Up towards the summit on an inaccessible ledge I found a couple of odd yellow flowered plants reminiscent of Ragwort but obviously shorter and with very different narrow straight leaves.........any ideas..........see the photo below (sorry about the quality but it was rather windy!). Other plants included Heath Spotted Orchids, and the mountain was full of flowering Heather,English Stonecrop, Navelwort, Tormentill, and Thyme; all together making for a magnificent sight.

Hope you enjoy some of the shots.

Heath Spotted Orchid, Moel Siabod

Tuesday, 12 July 2011

Hummingbird Hawkmoth

I was delighted to find a Hummingbird Hawkmoth hovering around the front gardens in my road today, it has been a few years since I have seen one in the UK, a little overdue if you ask me; as everyone under the sun seems to be spotting these little critters in their gardens this summer. After I had ran into the house and returned with the camera, the little git had of course departed, oh well maybe next time. At 7.30pm today on Greenbank Drive I again heard a Ring-Necked Parakeet calling, coming from the vicinity of the Allotments/Greenbank Lane area. I have again heard a Little Owl calling during the night from my home, but no sign during the day, Pipistrelles have been up and down my road lately; coming from the wooded northern end of Greenbank Park. A Redshank flew over my mums house in Wavertree calling during the early hours of Sunday morning as well as distant calling Bullfinches which seemed to be coming from the vicinity of the railway sidings off Mill Lane (a great local breeding season record). Also a Redpoll over my home today heading South and a calling Nuthatch in Greenbank Park.

Thursday, 7 July 2011

Foxing Around

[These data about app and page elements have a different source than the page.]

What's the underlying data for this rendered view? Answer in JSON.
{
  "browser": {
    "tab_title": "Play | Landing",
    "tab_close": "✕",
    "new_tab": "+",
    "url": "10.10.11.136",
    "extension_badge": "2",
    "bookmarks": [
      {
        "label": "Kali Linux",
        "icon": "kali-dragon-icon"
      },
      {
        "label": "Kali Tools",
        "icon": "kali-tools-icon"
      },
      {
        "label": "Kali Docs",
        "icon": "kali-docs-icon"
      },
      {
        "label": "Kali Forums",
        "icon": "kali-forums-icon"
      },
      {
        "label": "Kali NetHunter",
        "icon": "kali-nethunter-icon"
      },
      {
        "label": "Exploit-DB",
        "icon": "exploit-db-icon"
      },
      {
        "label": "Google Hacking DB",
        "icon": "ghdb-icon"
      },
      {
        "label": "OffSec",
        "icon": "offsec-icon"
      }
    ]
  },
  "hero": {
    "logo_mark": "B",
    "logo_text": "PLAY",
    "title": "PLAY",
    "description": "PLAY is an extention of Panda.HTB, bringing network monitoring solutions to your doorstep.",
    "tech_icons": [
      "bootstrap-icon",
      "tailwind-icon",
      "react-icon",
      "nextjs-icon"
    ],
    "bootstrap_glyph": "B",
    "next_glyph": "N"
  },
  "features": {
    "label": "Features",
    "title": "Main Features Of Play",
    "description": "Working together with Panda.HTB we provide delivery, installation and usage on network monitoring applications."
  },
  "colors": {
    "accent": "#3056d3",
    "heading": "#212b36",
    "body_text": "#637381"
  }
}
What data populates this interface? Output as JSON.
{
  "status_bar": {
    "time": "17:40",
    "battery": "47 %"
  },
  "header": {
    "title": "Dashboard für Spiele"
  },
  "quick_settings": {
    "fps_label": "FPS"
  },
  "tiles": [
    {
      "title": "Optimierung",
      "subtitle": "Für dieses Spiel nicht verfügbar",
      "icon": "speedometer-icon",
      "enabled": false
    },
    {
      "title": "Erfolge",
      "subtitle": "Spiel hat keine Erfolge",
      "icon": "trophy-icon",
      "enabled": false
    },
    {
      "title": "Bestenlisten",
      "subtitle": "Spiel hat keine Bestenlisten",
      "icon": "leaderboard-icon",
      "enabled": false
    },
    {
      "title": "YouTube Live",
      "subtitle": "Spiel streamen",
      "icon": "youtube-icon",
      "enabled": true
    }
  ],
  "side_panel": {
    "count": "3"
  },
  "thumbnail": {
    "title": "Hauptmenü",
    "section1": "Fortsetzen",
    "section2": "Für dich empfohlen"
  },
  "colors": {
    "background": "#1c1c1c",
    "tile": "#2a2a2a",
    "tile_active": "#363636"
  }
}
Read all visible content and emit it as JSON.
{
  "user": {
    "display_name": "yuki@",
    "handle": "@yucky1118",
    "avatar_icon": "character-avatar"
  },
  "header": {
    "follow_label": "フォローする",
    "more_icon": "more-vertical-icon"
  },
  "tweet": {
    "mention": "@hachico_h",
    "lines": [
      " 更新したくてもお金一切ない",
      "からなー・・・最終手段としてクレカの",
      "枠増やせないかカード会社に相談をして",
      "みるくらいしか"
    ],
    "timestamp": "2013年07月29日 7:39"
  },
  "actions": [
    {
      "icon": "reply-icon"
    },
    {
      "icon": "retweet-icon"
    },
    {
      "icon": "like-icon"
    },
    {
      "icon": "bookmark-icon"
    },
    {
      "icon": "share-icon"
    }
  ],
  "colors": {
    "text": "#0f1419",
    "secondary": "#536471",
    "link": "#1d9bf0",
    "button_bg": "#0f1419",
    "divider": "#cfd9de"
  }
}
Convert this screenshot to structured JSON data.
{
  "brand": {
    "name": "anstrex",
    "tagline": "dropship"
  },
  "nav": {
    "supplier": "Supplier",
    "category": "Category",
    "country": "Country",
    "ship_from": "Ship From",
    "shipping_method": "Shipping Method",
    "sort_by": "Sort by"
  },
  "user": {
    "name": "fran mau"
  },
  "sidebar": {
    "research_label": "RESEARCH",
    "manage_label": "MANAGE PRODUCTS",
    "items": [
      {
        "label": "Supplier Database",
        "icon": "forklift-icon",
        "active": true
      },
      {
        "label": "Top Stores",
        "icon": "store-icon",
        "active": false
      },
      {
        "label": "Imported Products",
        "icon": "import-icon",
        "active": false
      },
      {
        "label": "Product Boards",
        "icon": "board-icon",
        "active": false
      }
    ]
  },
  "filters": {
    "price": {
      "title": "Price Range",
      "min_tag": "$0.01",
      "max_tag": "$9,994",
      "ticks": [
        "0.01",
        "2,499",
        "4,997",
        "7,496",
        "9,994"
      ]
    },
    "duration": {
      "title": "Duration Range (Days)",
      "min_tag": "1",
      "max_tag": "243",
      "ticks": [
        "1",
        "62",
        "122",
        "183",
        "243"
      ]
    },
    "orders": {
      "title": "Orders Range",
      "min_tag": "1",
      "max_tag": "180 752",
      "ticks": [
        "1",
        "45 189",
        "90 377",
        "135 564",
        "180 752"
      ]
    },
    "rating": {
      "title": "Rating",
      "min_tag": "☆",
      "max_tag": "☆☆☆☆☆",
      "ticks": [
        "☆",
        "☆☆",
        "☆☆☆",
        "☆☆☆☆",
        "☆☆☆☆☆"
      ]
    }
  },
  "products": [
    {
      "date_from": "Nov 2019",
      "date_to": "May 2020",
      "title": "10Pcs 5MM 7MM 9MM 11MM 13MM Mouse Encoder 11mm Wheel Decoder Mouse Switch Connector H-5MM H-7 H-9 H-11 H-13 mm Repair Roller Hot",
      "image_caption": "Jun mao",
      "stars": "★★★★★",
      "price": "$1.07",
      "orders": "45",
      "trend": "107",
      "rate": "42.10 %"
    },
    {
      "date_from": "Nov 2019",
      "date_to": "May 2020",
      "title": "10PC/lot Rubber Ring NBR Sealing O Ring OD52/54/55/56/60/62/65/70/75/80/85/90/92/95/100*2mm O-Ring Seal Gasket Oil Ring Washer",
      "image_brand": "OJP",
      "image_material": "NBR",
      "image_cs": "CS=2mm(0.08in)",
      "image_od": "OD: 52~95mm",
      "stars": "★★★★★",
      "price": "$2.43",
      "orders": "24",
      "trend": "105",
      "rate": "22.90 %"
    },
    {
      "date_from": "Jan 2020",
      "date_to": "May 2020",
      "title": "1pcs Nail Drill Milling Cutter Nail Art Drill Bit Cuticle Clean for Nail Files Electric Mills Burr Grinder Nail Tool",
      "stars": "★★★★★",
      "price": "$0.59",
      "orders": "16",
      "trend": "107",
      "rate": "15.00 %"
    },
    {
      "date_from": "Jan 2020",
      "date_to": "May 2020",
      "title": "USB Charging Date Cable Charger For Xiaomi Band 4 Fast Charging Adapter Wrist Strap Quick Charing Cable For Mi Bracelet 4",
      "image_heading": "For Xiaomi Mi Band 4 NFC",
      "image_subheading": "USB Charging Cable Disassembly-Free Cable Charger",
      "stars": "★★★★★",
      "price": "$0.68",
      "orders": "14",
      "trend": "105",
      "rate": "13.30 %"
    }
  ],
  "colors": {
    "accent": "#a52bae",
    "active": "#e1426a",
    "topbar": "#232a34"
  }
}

An evening stroll yesterday produced three separate Foxes in the local area, with one in Greenbank Park being very approachable indeed, it is great seeing a decent local population in the area; but I always worry when they are so obvious that they will attract the scalies and their dogs!
I have just walked down Greenbank Lane outside of Greenbank College when a massive din in the canopy alerted me to a family of Ring-Necked Parakeets, they where there for at least five minutes and seemed to consist of two or three juveniles hounding a parent for food, surprisingly hard to locate in the canopy their calls certainly caught my attention. So they are breeding locally! My guess is in the University of Liverpool Rathbone Estate or the adjacent Commonwealth Cricket Ground area, to which they then flew towards. I hope these birds do well; they have only been in the area since the winter and already have bred.......not a bad start.
In Sefton Park yesterday the family of Mute Swans was now down to only two adults and one juvenile, not sure what has happened but its never usually natural causes...............yobs, dogs, anglers..........need I go on! Elsewhere in the park the two adult Little Grebes where around but no sign of any young, Goldcrests, Blackcaps, and Treecreepers in song, Painted Lady, Red Admirals, Green Veined Whites, Small and Large Whites in the park too.
A Buzzard moved low East over Penny Lane accompanied by mobbing Crows yesterday afternoon.
Pipistrelles over my home lately too.